My colleagues and I often care for patients suffering from hallucinations, prophesying, and claiming to speak with God, among other symptoms—in mental health care, it’s sometimes very difficult to tell apart religious belief from mental illness…. Our conclusions frequently stem from the behaviors we see before us. Take an example of a man who walks into an emergency department, mumbling incoherently. He says he’s hearing voices in his head, but insists there’s nothing wrong with him. He hasn’t used any drugs or alcohol. If he were to be evaluated by mental health professionals, there’s a good chance he might be diagnosed with a psychotic disorder like schizophrenia. But what if that same man were deeply religious? What if his incomprehensible language was speaking in tongues?
I attended the meeting in Parlaiment this morning between an Ad Hoc Committee of Parliament and the leaders of the various Chapter 9 Institutions. The Committee has been tasked by Parliament to review these instituions and this morning’s meeting saw the start of his process. I have been asked to act as Constitutional adviser to the Committee. In his speech Kader Asmal explained the approach that will be taken:
It is important to note that the Committee will undertake its work within the boundaries of this constitutional framework. This requires the Commission to proceed with sensitivity and with honest respect for the independence and impartiality of the various institutions under review. At the same time the Committee has a Constitutional oversight duty and cannot afford to be timid or hesitant about the carrying out of this important task. The Committee is of the view that chapter 9 institutions have a pivotal role to play in the strengthening of our democracy. The Committee is also of the view that a non-partisan Ad Hoc committee of Parliament is uniquely positioned to review the work of these institutions.
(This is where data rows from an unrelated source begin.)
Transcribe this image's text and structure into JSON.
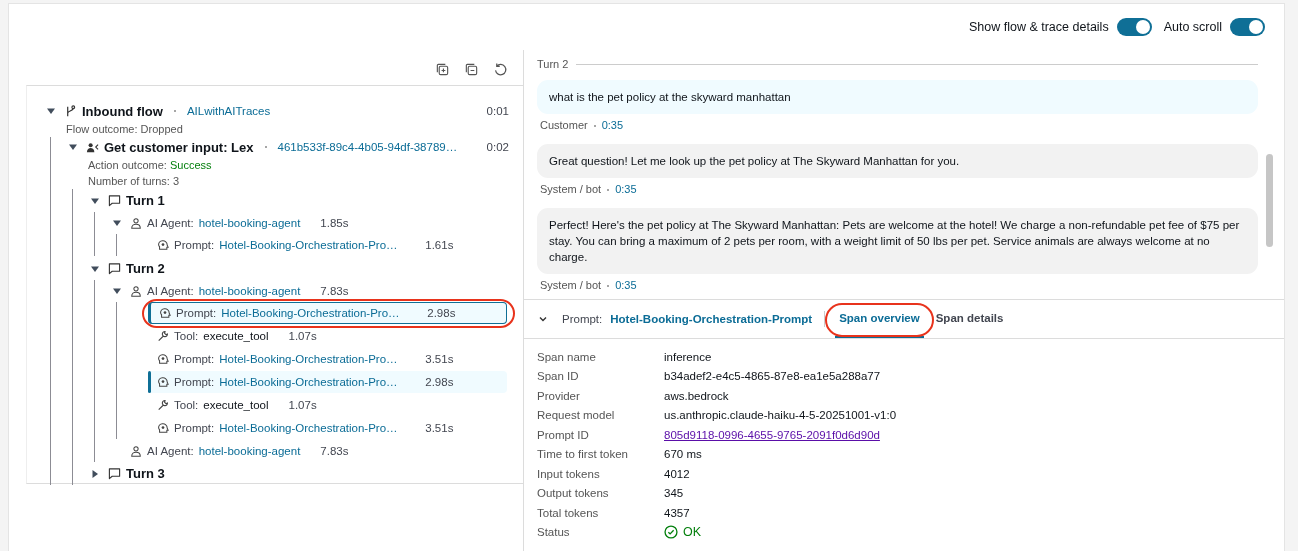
{
  "header": {
    "toggles": [
      {
        "label": "Show flow & trace details",
        "on": true
      },
      {
        "label": "Auto scroll",
        "on": true
      }
    ]
  },
  "tree": {
    "toolbar": [
      {
        "kind": "expand"
      },
      {
        "kind": "collapse"
      },
      {
        "kind": "refresh"
      }
    ],
    "nodes": [
      {
        "kind": "flow",
        "expanded": true,
        "title": "Inbound flow",
        "link": "AILwithAITraces",
        "time": "0:01",
        "details": [
          {
            "label": "Flow outcome:",
            "value": "Dropped",
            "positive": false
          }
        ],
        "children": [
          {
            "kind": "action",
            "expanded": true,
            "title": "Get customer input: Lex",
            "link": "461b533f-89c4-4b05-94df-38789…",
            "time": "0:02",
            "details": [
              {
                "label": "Action outcome:",
                "value": "Success",
                "positive": true
              },
              {
                "label": "Number of turns:",
                "value": "3",
                "positive": false
              }
            ],
            "children": [
              {
                "kind": "turn",
                "expanded": true,
                "title": "Turn 1",
                "children": [
                  {
                    "kind": "agent",
                    "expanded": true,
                    "label": "AI Agent:",
                    "link": "hotel-booking-agent",
                    "time": "1.85s",
                    "children": [
                      {
                        "kind": "prompt",
                        "label": "Prompt:",
                        "link": "Hotel-Booking-Orchestration-Pro…",
                        "time": "1.61s",
                        "selected": false,
                        "highlighted": false,
                        "circled": false
                      }
                    ]
                  }
                ]
              },
              {
                "kind": "turn",
                "expanded": true,
                "title": "Turn 2",
                "children": [
                  {
                    "kind": "agent",
                    "expanded": true,
                    "label": "AI Agent:",
                    "link": "hotel-booking-agent",
                    "time": "7.83s",
                    "children": [
                      {
                        "kind": "prompt",
                        "label": "Prompt:",
                        "link": "Hotel-Booking-Orchestration-Pro…",
                        "time": "2.98s",
                        "selected": true,
                        "highlighted": false,
                        "circled": true
                      },
                      {
                        "kind": "tool",
                        "label": "Tool:",
                        "link": "execute_tool",
                        "time": "1.07s",
                        "selected": false,
                        "highlighted": false,
                        "circled": false
                      },
                      {
                        "kind": "prompt",
                        "label": "Prompt:",
                        "link": "Hotel-Booking-Orchestration-Pro…",
                        "time": "3.51s",
                        "selected": false,
                        "highlighted": false,
                        "circled": false
                      },
                      {
                        "kind": "prompt",
                        "label": "Prompt:",
                        "link": "Hotel-Booking-Orchestration-Pro…",
                        "time": "2.98s",
                        "selected": false,
                        "highlighted": true,
                        "circled": false
                      },
                      {
                        "kind": "tool",
                        "label": "Tool:",
                        "link": "execute_tool",
                        "time": "1.07s",
                        "selected": false,
                        "highlighted": false,
                        "circled": false
                      },
                      {
                        "kind": "prompt",
                        "label": "Prompt:",
                        "link": "Hotel-Booking-Orchestration-Pro…",
                        "time": "3.51s",
                        "selected": false,
                        "highlighted": false,
                        "circled": false
                      }
                    ]
                  },
                  {
                    "kind": "agent",
                    "label": "AI Agent:",
                    "link": "hotel-booking-agent",
                    "time": "7.83s"
                  }
                ]
              },
              {
                "kind": "turn",
                "expanded": false,
                "title": "Turn 3"
              }
            ]
          }
        ]
      }
    ]
  },
  "transcript": {
    "turn_label": "Turn 2",
    "messages": [
      {
        "kind": "customer",
        "text": "what is the pet policy at the skyward manhattan",
        "speaker": "Customer",
        "time": "0:35"
      },
      {
        "kind": "bot",
        "text": "Great question! Let me look up the pet policy at The Skyward Manhattan for you.",
        "speaker": "System / bot",
        "time": "0:35"
      },
      {
        "kind": "bot",
        "text": "Perfect! Here's the pet policy at The Skyward Manhattan: Pets are welcome at the hotel! We charge a non-refundable pet fee of $75 per stay. You can bring a maximum of 2 pets per room, with a weight limit of 50 lbs per pet. Service animals are always welcome at no charge.",
        "speaker": "System / bot",
        "time": "0:35"
      }
    ]
  },
  "span": {
    "expanded": true,
    "label": "Prompt:",
    "name": "Hotel-Booking-Orchestration-Prompt",
    "tabs": [
      {
        "label": "Span overview",
        "selected": true,
        "circled": true
      },
      {
        "label": "Span details",
        "selected": false,
        "circled": false
      }
    ],
    "fields": [
      {
        "kind": "text",
        "label": "Span name",
        "value": "inference"
      },
      {
        "kind": "text",
        "label": "Span ID",
        "value": "b34adef2-e4c5-4865-87e8-ea1e5a288a77"
      },
      {
        "kind": "text",
        "label": "Provider",
        "value": "aws.bedrock"
      },
      {
        "kind": "text",
        "label": "Request model",
        "value": "us.anthropic.claude-haiku-4-5-20251001-v1:0"
      },
      {
        "kind": "link",
        "label": "Prompt ID",
        "value": "805d9118-0996-4655-9765-2091f0d6d90d"
      },
      {
        "kind": "text",
        "label": "Time to first token",
        "value": "670 ms"
      },
      {
        "kind": "text",
        "label": "Input tokens",
        "value": "4012"
      },
      {
        "kind": "text",
        "label": "Output tokens",
        "value": "345"
      },
      {
        "kind": "text",
        "label": "Total tokens",
        "value": "4357"
      },
      {
        "kind": "status",
        "label": "Status",
        "value": "OK"
      }
    ]
  }
}
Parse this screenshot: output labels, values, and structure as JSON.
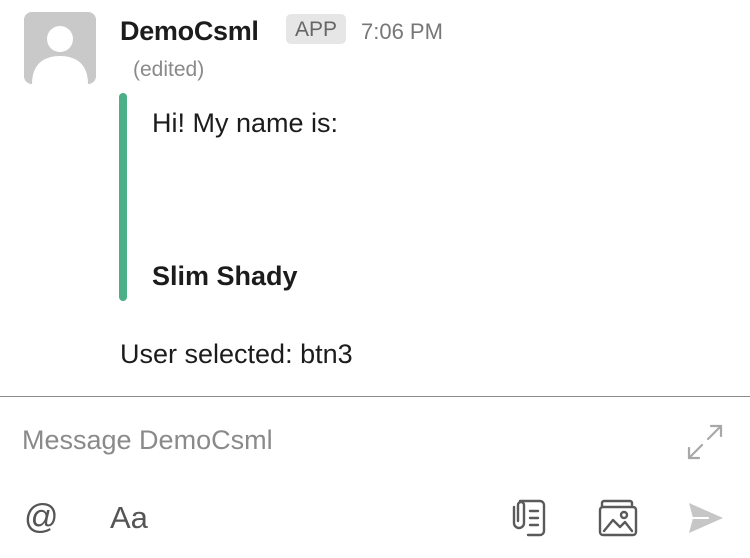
{
  "message": {
    "sender": "DemoCsml",
    "badge": "APP",
    "time": "7:06 PM",
    "edited": "(edited)",
    "attachment": {
      "text": "Hi! My name is:",
      "name": "Slim Shady",
      "accent_color": "#4caf88"
    },
    "selection_text": "User selected: btn3"
  },
  "composer": {
    "placeholder": "Message DemoCsml",
    "mention_label": "@",
    "format_label": "Aa",
    "icons": {
      "expand": "expand-icon",
      "file": "file-attachment-icon",
      "image": "image-upload-icon",
      "send": "send-icon"
    }
  }
}
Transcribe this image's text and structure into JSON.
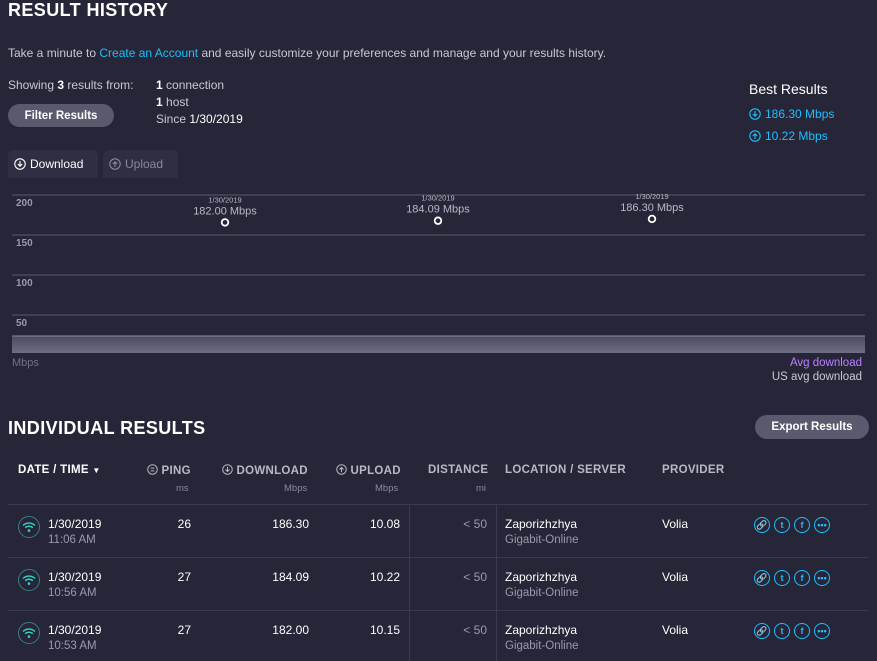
{
  "header": {
    "title": "RESULT HISTORY"
  },
  "intro": {
    "prefix": "Take a minute to ",
    "link": "Create an Account",
    "suffix": " and easily customize your preferences and manage and your results history."
  },
  "summary": {
    "showing_prefix": "Showing ",
    "count": "3",
    "showing_suffix": " results from:",
    "connections_count": "1",
    "connections_label": " connection",
    "hosts_count": "1",
    "hosts_label": " host",
    "since_label": "Since ",
    "since_date": "1/30/2019",
    "filter_button": "Filter Results"
  },
  "best_results": {
    "title": "Best Results",
    "download": "186.30 Mbps",
    "upload": "10.22 Mbps"
  },
  "tabs": {
    "download": "Download",
    "upload": "Upload"
  },
  "chart_data": {
    "type": "scatter",
    "title": "",
    "xlabel": "",
    "ylabel": "Mbps",
    "ylim": [
      0,
      200
    ],
    "yticks": [
      200,
      150,
      100,
      50
    ],
    "grid": true,
    "points": [
      {
        "date": "1/30/2019",
        "value": 182.0,
        "label": "182.00 Mbps"
      },
      {
        "date": "1/30/2019",
        "value": 184.09,
        "label": "184.09 Mbps"
      },
      {
        "date": "1/30/2019",
        "value": 186.3,
        "label": "186.30 Mbps"
      }
    ],
    "legend": [
      "Avg download",
      "US avg download"
    ]
  },
  "individual": {
    "title": "INDIVIDUAL RESULTS",
    "export_button": "Export Results",
    "columns": {
      "date": "DATE / TIME",
      "ping": "PING",
      "ping_unit": "ms",
      "download": "DOWNLOAD",
      "download_unit": "Mbps",
      "upload": "UPLOAD",
      "upload_unit": "Mbps",
      "distance": "DISTANCE",
      "distance_unit": "mi",
      "location": "LOCATION / SERVER",
      "provider": "PROVIDER"
    },
    "rows": [
      {
        "date": "1/30/2019",
        "time": "11:06 AM",
        "ping": "26",
        "download": "186.30",
        "upload": "10.08",
        "distance": "< 50",
        "location": "Zaporizhzhya",
        "server": "Gigabit-Online",
        "provider": "Volia"
      },
      {
        "date": "1/30/2019",
        "time": "10:56 AM",
        "ping": "27",
        "download": "184.09",
        "upload": "10.22",
        "distance": "< 50",
        "location": "Zaporizhzhya",
        "server": "Gigabit-Online",
        "provider": "Volia"
      },
      {
        "date": "1/30/2019",
        "time": "10:53 AM",
        "ping": "27",
        "download": "182.00",
        "upload": "10.15",
        "distance": "< 50",
        "location": "Zaporizhzhya",
        "server": "Gigabit-Online",
        "provider": "Volia"
      }
    ]
  },
  "colors": {
    "background": "#262638",
    "accent": "#1cbfff",
    "avg_download": "#b980ff",
    "wifi": "#2ad8c4"
  }
}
In his off the cuff remarks he was a bit less polite, referring to the reports churned out by some of these institutions at a cost of more than half a million Rand and then the report is filled with pictures of the staff. A Commissioner from the Commission for Gender Equality – which have been beset with problems and have not really gained much credibility over the years – complianed that the Commission was not given enough money to do its work properly. While the commisioner said this I was wondering how many of the members of the Committee had a cynical moment and wondered whether more money would really fix the problem.BACK TO TOP